  • Previous data have revealed the important and fundamental role in respiratory control of two groups of brainstem neurons: the preBötzinger Complex (preBötC) and the retrotrapezoid / parafacial respiratory group (RTN/pFRG). The preBötC which functions as the inspiratory oscillator, essential for inspiratory bursts initiation and pattern generation and the RTN/pFRG which functions as the active expiratory oscillator and central chemoreception region. This research thesis utilized various optogenetic and pharmacological tools to further examine the behaviour of the two respiratory oscillators. Specifically we aimed to investigate how a highly controlled excitation of the preBötC neurons affects ongoing breathing and we aimed to investigate the respiratory effects of cholinergic neurotransmission on the RTN/pFRG region. In the first chapter we investigated the effects of brief laser pulses stimulation in rats infected with an adeno associated virus that expresses a light sensitive protein (Channelrhodopsin) along with a fluorescent marker in the preBötC neurons. Previous work has revealed the importance of excitation within the preBötC network, nevertheless the effects of a highly temporally controlled excitation to the preBötC neurons was yet to be described. We tested the hypothesis that brief excitation of the preBötC neurons will drive the inspiratory activity and reset the respiratory rhythms. Precise laser pulse stimulation to the preBötC neurons increased the respiratory frequency, induced a respiratory reset, entrained respiratory frequency and reinstated breathing in absence of ongoing activity. These results provide further evidence for an essential role of excitation in respiratory rhythmogenesis within the preBötC network and support the fundamental role of preBötC as the main inspiratory oscillator. In the second chapter we investigated pharmacological properties of the expiratory oscillator RTN/pFRG. Previous work from our lab demonstrated the recruitment of abdominal muscles during periods of REM sleep or REM-like sleep under urethane anesthesia. Because acetylcholine is released during period of REM sleep, we hypothesized that cholinergic innervation contributes to the pFRG level of excitation and the subsequent occurrence of active expiration. We demonstrated that cholinergic innervation contributes to pFRG activation which leads to the recruitment of abdominal muscles activity and active expiration. We examined the presence of cholinergic fibers and terminals within the pFRG region, tested the pFRG response to various cholinergic modulators, and investigated the respiratory responses evoked by stimulating either medial or lateral para facial regions (RTN and pFRG). Our results demonstrate that cholinergic innervation is present within the region of the pFRG and local application of different cholinergic agonists and antagonists into the pFRG evoked various respiratory responses, which suggest that cholinergic innervation contributes to the process of the pFRG activation and abdominal muscles recruitment.

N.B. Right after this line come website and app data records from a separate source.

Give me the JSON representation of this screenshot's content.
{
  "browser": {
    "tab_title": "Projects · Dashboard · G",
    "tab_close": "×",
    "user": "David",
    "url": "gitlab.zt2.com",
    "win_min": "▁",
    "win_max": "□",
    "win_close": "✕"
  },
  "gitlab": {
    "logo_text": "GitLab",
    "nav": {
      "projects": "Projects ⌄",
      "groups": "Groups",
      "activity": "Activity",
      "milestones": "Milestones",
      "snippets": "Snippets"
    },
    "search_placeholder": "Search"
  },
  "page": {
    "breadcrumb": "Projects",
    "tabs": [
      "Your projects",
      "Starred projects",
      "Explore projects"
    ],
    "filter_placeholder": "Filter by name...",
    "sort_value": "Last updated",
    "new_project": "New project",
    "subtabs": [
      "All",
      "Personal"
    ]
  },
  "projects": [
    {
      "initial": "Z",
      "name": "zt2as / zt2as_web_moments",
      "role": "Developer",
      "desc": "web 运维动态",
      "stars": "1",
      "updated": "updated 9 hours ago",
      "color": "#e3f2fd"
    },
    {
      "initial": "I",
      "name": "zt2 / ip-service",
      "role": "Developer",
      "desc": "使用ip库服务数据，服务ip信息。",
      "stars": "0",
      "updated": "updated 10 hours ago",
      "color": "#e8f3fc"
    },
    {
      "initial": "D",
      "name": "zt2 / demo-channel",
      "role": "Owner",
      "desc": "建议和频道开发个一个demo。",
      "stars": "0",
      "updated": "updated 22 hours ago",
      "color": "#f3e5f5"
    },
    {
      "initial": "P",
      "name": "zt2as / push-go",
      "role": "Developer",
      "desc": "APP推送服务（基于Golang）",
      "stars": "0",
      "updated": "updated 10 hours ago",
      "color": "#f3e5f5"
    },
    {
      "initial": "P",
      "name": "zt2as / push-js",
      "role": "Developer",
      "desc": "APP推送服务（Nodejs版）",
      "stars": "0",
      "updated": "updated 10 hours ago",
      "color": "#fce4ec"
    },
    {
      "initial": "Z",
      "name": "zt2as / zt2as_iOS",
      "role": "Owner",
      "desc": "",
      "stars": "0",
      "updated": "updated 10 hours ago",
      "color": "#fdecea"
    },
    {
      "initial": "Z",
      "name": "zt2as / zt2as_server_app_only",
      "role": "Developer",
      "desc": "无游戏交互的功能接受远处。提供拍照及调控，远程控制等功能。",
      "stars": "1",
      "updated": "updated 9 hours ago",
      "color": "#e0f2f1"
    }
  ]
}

  • Subjects / Keywords
  • Graduation date
    2017-06:Spring 2017
  • Type of Item
    Thesis
  • Degree
    Master of Science
  • DOI
    https://doi.org/10.7939/R38C9RG5B
  • License
    This thesis is made available by the University of Alberta Libraries with permission of the copyright owner solely for non-commercial purposes. This thesis, or any portion thereof, may not otherwise be copied or reproduced without the written consent of the copyright owner, except to the extent permitted by Canadian copyright law.
  • Language
    English
  • Institution
    University of Alberta
  • Degree level
    Master's
  • Department
    • Department of Physiology
  • Supervisor / co-supervisor and their department(s)
    • Silvia Pagliardini (Department of Physiology)
  • Examining committee members and their departments
    • Kelvin Jones (Physical Education and Recreation)
    • Greg Funk (Physiology department)
    • John Greer (Physiology department)